Professor Montgomery’s research focuses on how to use advanced computational methods for core social science tasks including measurement, theory testing, and causal inference. Substantively, his research focus is on American politics and (more recently) social media.
I am an associate professor in the Department of Political Science at Washington University in St. Louis. chair of the political science track for the Division of Computational and Data Sciences, and Director of The American Social Survey for the Weidenbaum Center on the Economy, Government, and Public Policy.
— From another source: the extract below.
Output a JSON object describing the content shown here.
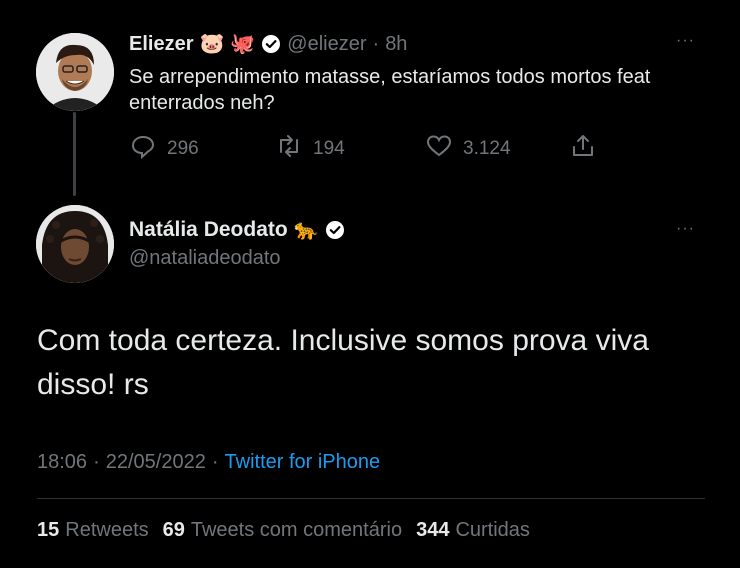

My research is in the areas of political methodology and American politics, with a special interest in measurement, network analysis, Bayesian statistics, and computational methods. My work has been published in many of the field’s leading journals—including the American Political Science Review, the American Journal of Political Science, Proceedings of the National Academy of Sciences, the Journal of Politics, and Political Analysis—and my work has received support from the National Science Foundation. In 2020, I was given the Emerging Scholar Award from The Society for Political Methodology, which honors a young researcher, within ten years of their degree, who is making notable contributions to the field.
My publications and working papers are listed here, and you can also access my curriculum vitae (linked above) and Google Scholar profile for additional information. I lead the (informal) Political Data Science Lab in the department.
My current projects include:
- Understanding the role of social media platforms in the political system including interventions to reduce belief in disinformation, platform regulation of political advertising, and political party usage of social media around the world.
- Improving measurement of latent concepts like ideology of personality using advanced computational methods such as topic models, supervised machine learning for texts, gaussian process latent trait models, and active learning.
- Improving best practices for causal inference including sequential experimental design and handling nonrandom attrition.
I graduated with a B.A. from Wake Forest University with majors in Political Science and Mathematical Economics. I earned an M.S. in Statistical Science as well as his Ph.D. (2011) in Political Science from Duke University.